It was five years between her fifth and sixth studio album, “Stronger” released in 2011. She remarried and moved her family from Nashville to Alabama and helped her children settle in to new schools and a new life.
The hit single “A Little Bit Stronger” became an anthem of sorts for anyone who has been through a heartbreaking breakup. Co-written by Hillary Scott, of the Grammy-winning Lady Antebellum (with Luke Laird and Hillary Lindsey), the song was featured on the soundtrack of the movie “Country Strong,” starring Gwyneth Paltrow as a fictional country music singer.
“I like songs about relationships, love and heartache, sad songs with drama,” said Evans, “Sometimes people assume that when you sing a song that’s what is going on in your life, but I was happily remarried when ‘Stronger’ came out and unhappy at other times in my life when I’ve sang happy songs.”
“John Mayer said, ‘I don’ t need to have lived certain lyrics, I need to be able to understand the human heart and emotions,’” she added.
Evans played essentially herself, when she sang “Put My Heart Down” from her seventh album, “Slow Me Down” in a duet with Luke Wheeler, (played by Will Chase), on the ABC television show “Nashville.”
“That was a phenomenal experience and it gave me a huge amount of respect for actors and what these people do,” said Evans, who has expressed an interest in acting. If her videos are any indication, she could probably be good at it. “I’m a bit intimidated by it and there’s never been a good time to move my family somewhere, but maybe down the road.”
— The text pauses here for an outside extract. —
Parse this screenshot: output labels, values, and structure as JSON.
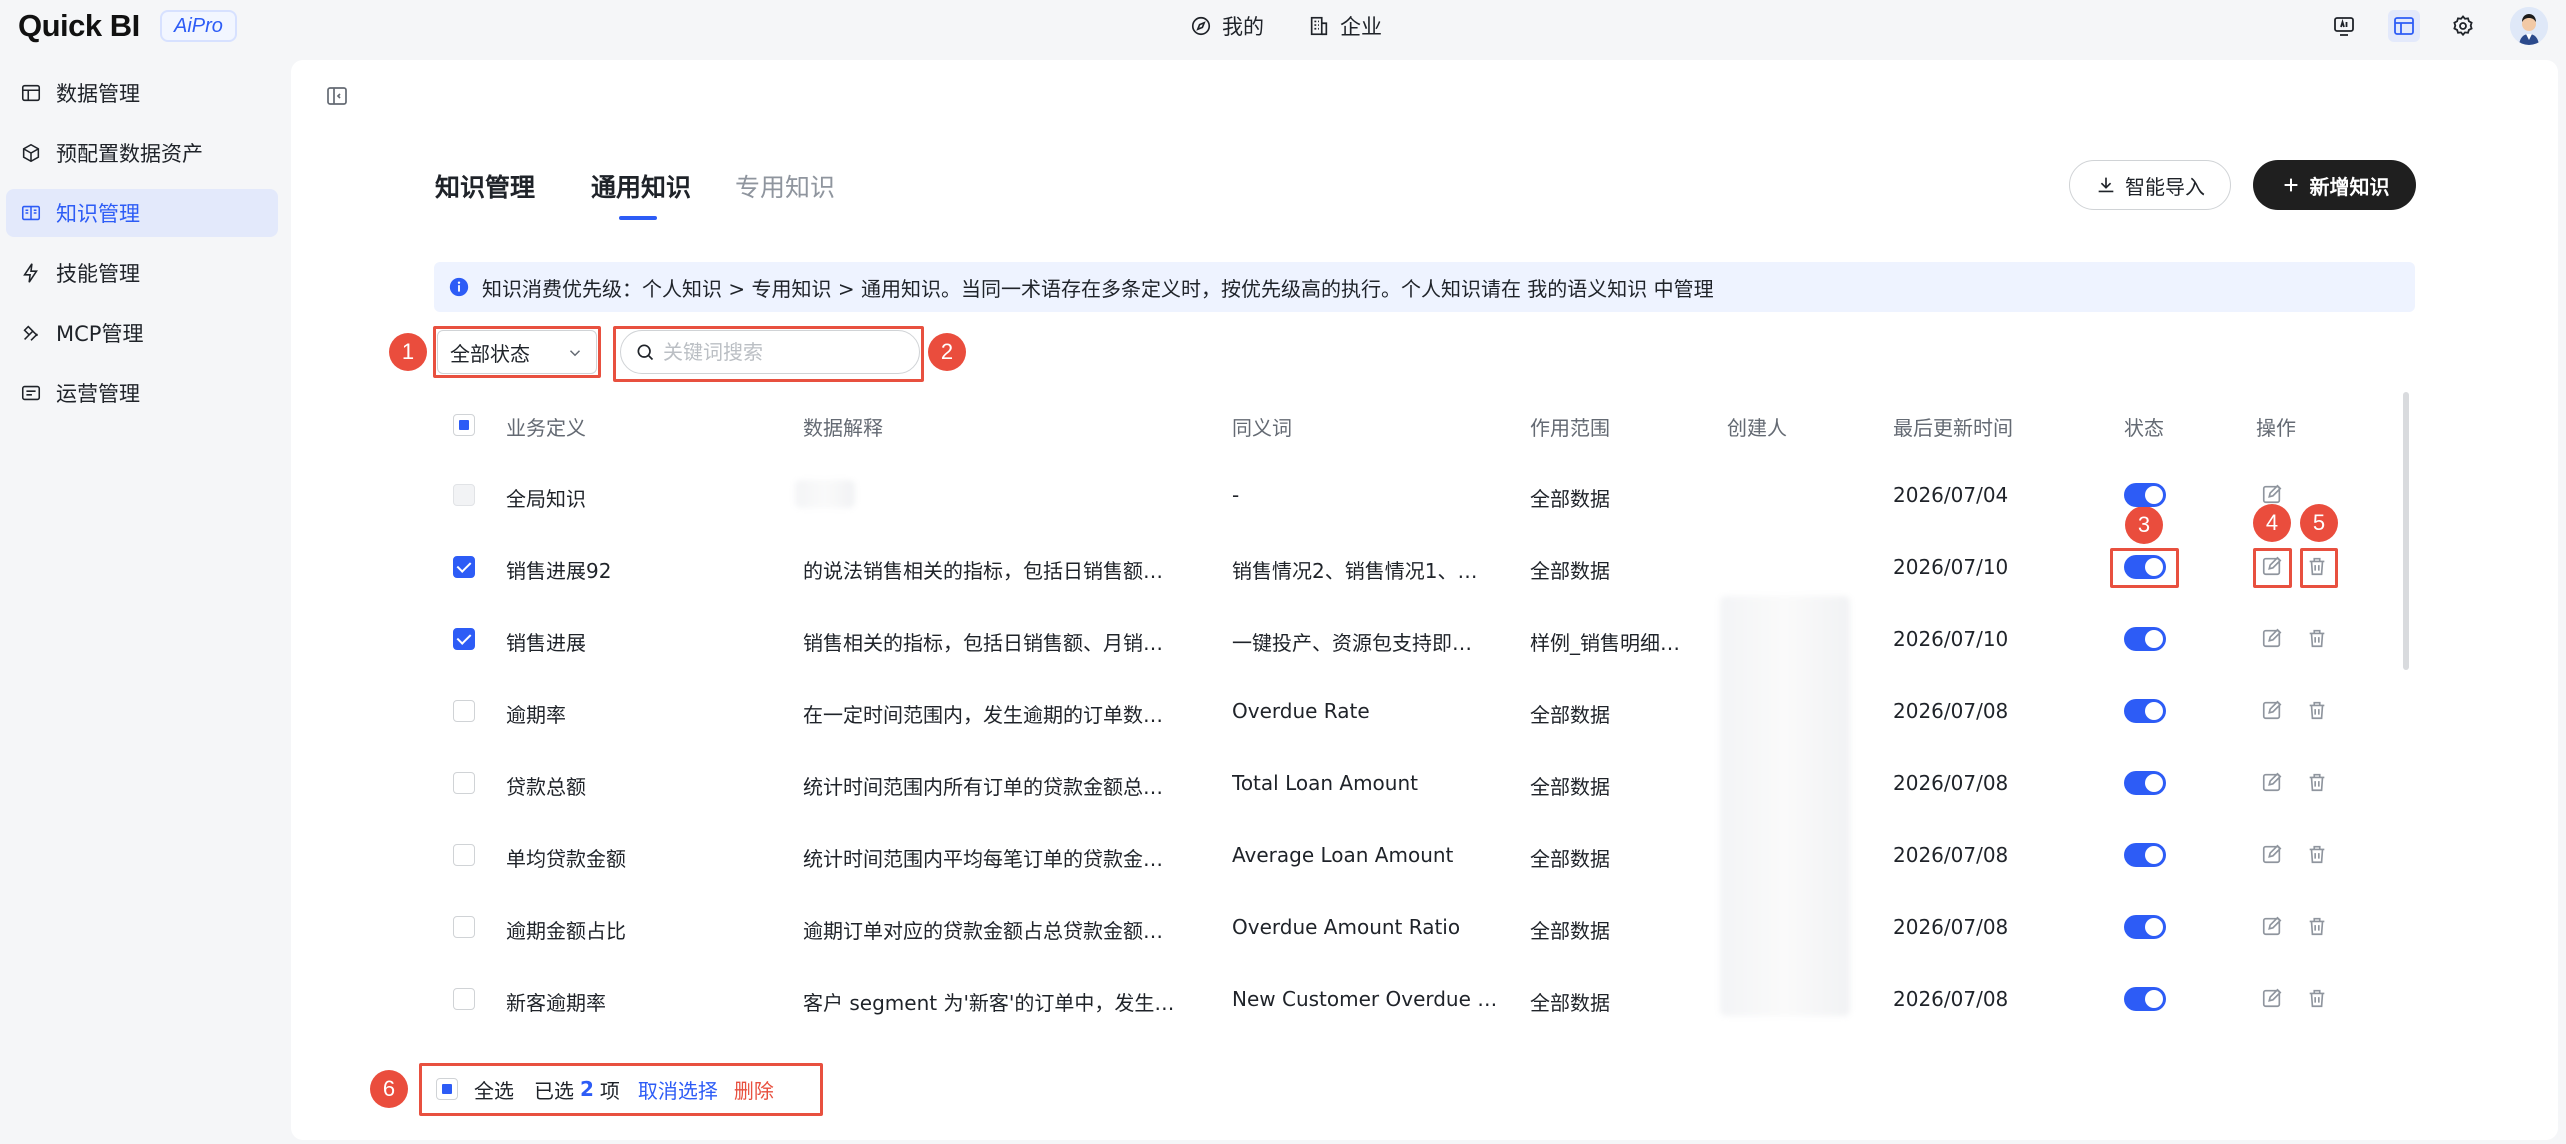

The title track “Slow Me Down,” about a rocky relationship, was released in 2014 and debuted at #1. One of her favorites, she built the entire album around this song. It includes several duets with male singers including Gavin DeGraw and Vince Gill, around that song because it spoke to her sensibilities.
“What’s frustrating is that I spend so much time on every song on an album, going over the string part and the harmony like a mad scientist in the studio,” she said. “I worry if my voice is loud enough and whether the bass part works.”
A time of transition for her–she’s no longer with RCA Nashville, and she has made management changes, too–her career is at a cross roads. She’s not sure what advice she would give to young female artists on how to break into the business, or how to deal with the narrow playlist on country radio that seems full of songs by men.
“I would tell them to be as authentic as they can be and if they don’t believe in something they shouldn’t record it. That’s how I have always conducted myself in my career and I still believe that the cream always rises to the top,” she said.
Forever she will be Missouri’s own success story, the small town girl who made it big. She not only went after her dreams but she’s living them, too. Maybe she can have it all on her own terms but her longevity in the business is a testament to her resilience and dedication to her craft.
Soon to be writing and recording in the studio, Evans hopes to have her new album out in the fall. This summer, she’ll be on tour and will have her kids in tow, several who are musically gifted. Her husband has described their life as “managed chaos” but they make it work and when she’s home she likes to make dinner for her family.
“We got a new puppy and he’s going crazy,” she said. “We’re also building a pool in our backyard and there’s workers here and a big Bobcat out in the yard. There’s always something going on but I feel confident, happy and peaceful.”
“I am where I am just like everyone else, but I feel just as creative, young, vibrant and excited about music as I ever have been in my life. So, hopefully the career and the music will drive off of where I am right now.”
Editor’s Note: I first interviewed Sara Evans back in 2011, right after she released her sixth album, “Stronger,” I met her in January of 2012 during a meet-n-greet before she performed at a concert at the Mizzou Arena in Columbia. She was on tour with Hunter Hayes and Rascal Flatts. She will performing in Branson on June 17 at the Mansion Theatre.